:: Given information
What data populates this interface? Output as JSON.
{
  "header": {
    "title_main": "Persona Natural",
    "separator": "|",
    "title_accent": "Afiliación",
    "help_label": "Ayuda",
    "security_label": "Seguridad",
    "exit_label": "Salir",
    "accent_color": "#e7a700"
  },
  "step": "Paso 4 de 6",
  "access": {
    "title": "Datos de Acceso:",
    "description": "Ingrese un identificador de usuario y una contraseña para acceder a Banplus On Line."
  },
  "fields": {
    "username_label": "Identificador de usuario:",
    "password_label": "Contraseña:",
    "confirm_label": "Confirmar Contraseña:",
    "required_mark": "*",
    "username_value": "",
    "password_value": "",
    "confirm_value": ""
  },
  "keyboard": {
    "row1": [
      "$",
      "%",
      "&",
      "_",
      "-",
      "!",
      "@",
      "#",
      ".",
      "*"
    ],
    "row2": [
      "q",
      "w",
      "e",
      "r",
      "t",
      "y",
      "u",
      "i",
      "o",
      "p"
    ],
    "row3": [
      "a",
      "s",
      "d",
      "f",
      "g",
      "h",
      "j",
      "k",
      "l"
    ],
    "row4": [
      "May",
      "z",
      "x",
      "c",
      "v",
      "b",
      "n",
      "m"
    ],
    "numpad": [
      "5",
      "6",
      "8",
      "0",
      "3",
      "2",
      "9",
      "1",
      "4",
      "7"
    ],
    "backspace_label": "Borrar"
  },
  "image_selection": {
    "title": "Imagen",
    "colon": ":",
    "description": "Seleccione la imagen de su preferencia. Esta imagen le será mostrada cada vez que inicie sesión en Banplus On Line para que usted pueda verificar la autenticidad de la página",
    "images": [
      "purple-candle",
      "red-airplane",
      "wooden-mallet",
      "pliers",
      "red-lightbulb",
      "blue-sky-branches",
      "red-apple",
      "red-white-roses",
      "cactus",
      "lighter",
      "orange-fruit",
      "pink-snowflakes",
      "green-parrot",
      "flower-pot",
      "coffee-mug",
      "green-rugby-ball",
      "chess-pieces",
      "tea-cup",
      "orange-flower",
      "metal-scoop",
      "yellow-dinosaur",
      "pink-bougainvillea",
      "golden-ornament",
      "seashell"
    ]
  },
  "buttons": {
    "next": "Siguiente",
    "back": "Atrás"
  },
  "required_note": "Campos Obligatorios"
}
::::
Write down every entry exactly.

Result below:
What data populates this interface? Output as JSON.
{
  "header": {
    "title_main": "Persona Natural",
    "separator": "|",
    "title_accent": "Afiliación",
    "help_label": "Ayuda",
    "security_label": "Seguridad",
    "exit_label": "Salir",
    "accent_color": "#e7a700"
  },
  "step": "Paso 4 de 6",
  "access": {
    "title": "Datos de Acceso:",
    "description": "Ingrese un identificador de usuario y una contraseña para acceder a Banplus On Line."
  },
  "fields": {
    "username_label": "Identificador de usuario:",
    "password_label": "Contraseña:",
    "confirm_label": "Confirmar Contraseña:",
    "required_mark": "*",
    "username_value": "",
    "password_value": "",
    "confirm_value": ""
  },
  "keyboard": {
    "row1": [
      "$",
      "%",
      "&",
      "_",
      "-",
      "!",
      "@",
      "#",
      ".",
      "*"
    ],
    "row2": [
      "q",
      "w",
      "e",
      "r",
      "t",
      "y",
      "u",
      "i",
      "o",
      "p"
    ],
    "row3": [
      "a",
      "s",
      "d",
      "f",
      "g",
      "h",
      "j",
      "k",
      "l"
    ],
    "row4": [
      "May",
      "z",
      "x",
      "c",
      "v",
      "b",
      "n",
      "m"
    ],
    "numpad": [
      "5",
      "6",
      "8",
      "0",
      "3",
      "2",
      "9",
      "1",
      "4",
      "7"
    ],
    "backspace_label": "Borrar"
  },
  "image_selection": {
    "title": "Imagen",
    "colon": ":",
    "description": "Seleccione la imagen de su preferencia. Esta imagen le será mostrada cada vez que inicie sesión en Banplus On Line para que usted pueda verificar la autenticidad de la página",
    "images": [
      "purple-candle",
      "red-airplane",
      "wooden-mallet",
      "pliers",
      "red-lightbulb",
      "blue-sky-branches",
      "red-apple",
      "red-white-roses",
      "cactus",
      "lighter",
      "orange-fruit",
      "pink-snowflakes",
      "green-parrot",
      "flower-pot",
      "coffee-mug",
      "green-rugby-ball",
      "chess-pieces",
      "tea-cup",
      "orange-flower",
      "metal-scoop",
      "yellow-dinosaur",
      "pink-bougainvillea",
      "golden-ornament",
      "seashell"
    ]
  },
  "buttons": {
    "next": "Siguiente",
    "back": "Atrás"
  },
  "required_note": "Campos Obligatorios"
}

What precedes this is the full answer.